The key is to try to eat a balanced diet with all four food groups (vegetables and fruit, grain products, milk and milk alternatives, meat and meat alternatives) and to focus on maintaining good hydration during treatment. With the different types of surgeries and chemotherapy that are required for cancers of the digestive tract, maintaining your weight and dietary intake are extremely important. There are also medications to help patients manage nausea and other side effects from treatment.

“It’s so vital that patients don’t get discouraged and that they work with their health care team including their dietitian, to avoid drastic weight loss and manage symptoms,” adds Maya.

Sugar and PET Scan
Why is glucose used to detect cancer on a PET scan and why do cancer cells seem to “glow”?

PET (positron emission tomography) uses radioactive substances, made up of a radioactive isotope that is attached to a material used in the body, usually sugar (glucose). It travels through the body and gathers in cells that are using a lot of energy, such as cancer cells.

More radioactive material collects in cancer cells than normal cells and will appear brighter on the image.

It’s not that glucose is only reaching the cancer cells. It is the hyperactivity of the cancer cells that is detected on the PET scan.
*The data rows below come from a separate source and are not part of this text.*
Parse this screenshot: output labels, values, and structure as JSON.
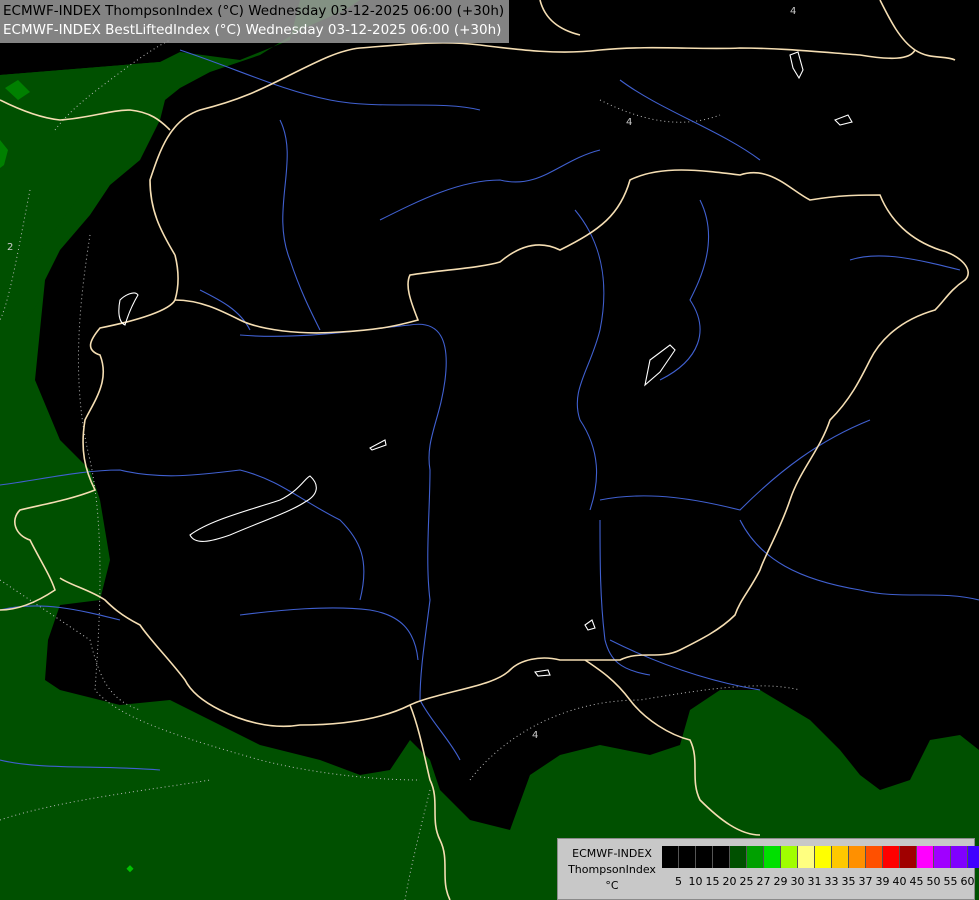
{
  "map": {
    "model": "ECMWF-INDEX",
    "titles": [
      "ECMWF-INDEX ThompsonIndex (°C) Wednesday 03-12-2025 06:00 (+30h)",
      "ECMWF-INDEX BestLiftedIndex (°C) Wednesday 03-12-2025 06:00 (+30h)"
    ],
    "contour_labels": [
      "2",
      "4",
      "4",
      "4"
    ],
    "colors": {
      "background": "#000000",
      "shade_20_25": "#005000",
      "shade_25_27": "#008000",
      "border": "#f5deb3",
      "river": "#4060d0",
      "lake": "#ffffff",
      "contour": "#bbbbbb"
    }
  },
  "legend": {
    "title": "ECMWF-INDEX",
    "parameter": "ThompsonIndex",
    "unit": "°C",
    "colors": [
      "#000000",
      "#000000",
      "#000000",
      "#000000",
      "#005000",
      "#00a000",
      "#00e000",
      "#a0ff00",
      "#ffff80",
      "#ffff00",
      "#ffc800",
      "#ff9000",
      "#ff5000",
      "#ff0000",
      "#a00000",
      "#ff00ff",
      "#a000ff",
      "#8000ff",
      "#4000ff",
      "#0000ff"
    ],
    "ticks": [
      "5",
      "10",
      "15",
      "20",
      "25",
      "27",
      "29",
      "30",
      "31",
      "33",
      "35",
      "37",
      "39",
      "40",
      "45",
      "50",
      "55",
      "60"
    ]
  }
}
-with files from Tara Kinnear, oncology clinical dietitian, Sinai Health